#### [WHAT IS EXPECTED]
Report each line below that carries the word "label".

Web page and app entries:
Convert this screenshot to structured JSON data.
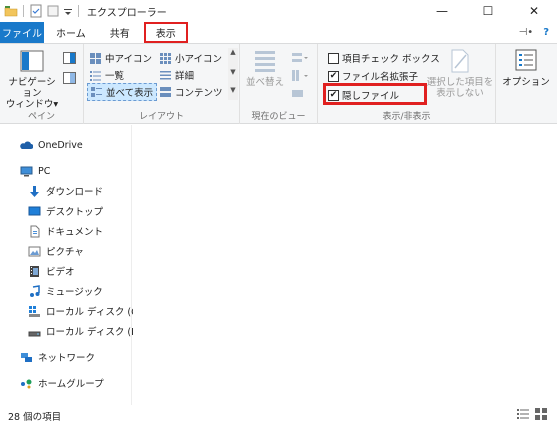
{
  "window": {
    "title": "エクスプローラー",
    "minimize": "—",
    "maximize": "☐",
    "close": "✕"
  },
  "tabs": [
    {
      "label": "ファイル"
    },
    {
      "label": "ホーム"
    },
    {
      "label": "共有"
    },
    {
      "label": "表示"
    }
  ],
  "tabs_right": {
    "pin": "⊣•",
    "help": "?"
  },
  "ribbon": {
    "pane": {
      "nav_button_line1": "ナビゲーション",
      "nav_button_line2": "ウィンドウ▾",
      "label": "ペイン"
    },
    "layout": {
      "items": [
        "中アイコン",
        "小アイコン",
        "一覧",
        "詳細",
        "並べて表示",
        "コンテンツ"
      ],
      "label": "レイアウト"
    },
    "current_view": {
      "sort_line1": "並べ替え",
      "label": "現在のビュー"
    },
    "show_hide": {
      "item_checkbox": "項目チェック ボックス",
      "file_ext": "ファイル名拡張子",
      "hidden_files": "隠しファイル",
      "hide_selected_line1": "選択した項目を",
      "hide_selected_line2": "表示しない",
      "label": "表示/非表示"
    },
    "options": {
      "label": "オプション"
    }
  },
  "nav": {
    "items": [
      "OneDrive",
      "PC",
      "ダウンロード",
      "デスクトップ",
      "ドキュメント",
      "ピクチャ",
      "ビデオ",
      "ミュージック",
      "ローカル ディスク (C:)",
      "ローカル ディスク (E:)",
      "ネットワーク",
      "ホームグループ"
    ]
  },
  "status": {
    "count": "28 個の項目"
  },
  "colors": {
    "accent": "#1979ca",
    "highlight": "#e02020"
  }
}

#### [YOUR RESPONSE]
      "label": "ファイル"
      "label": "ホーム"
      "label": "共有"
      "label": "表示"
      "label": "ペイン"
      "label": "レイアウト"
      "label": "現在のビュー"
      "label": "表示/非表示"
      "label": "オプション"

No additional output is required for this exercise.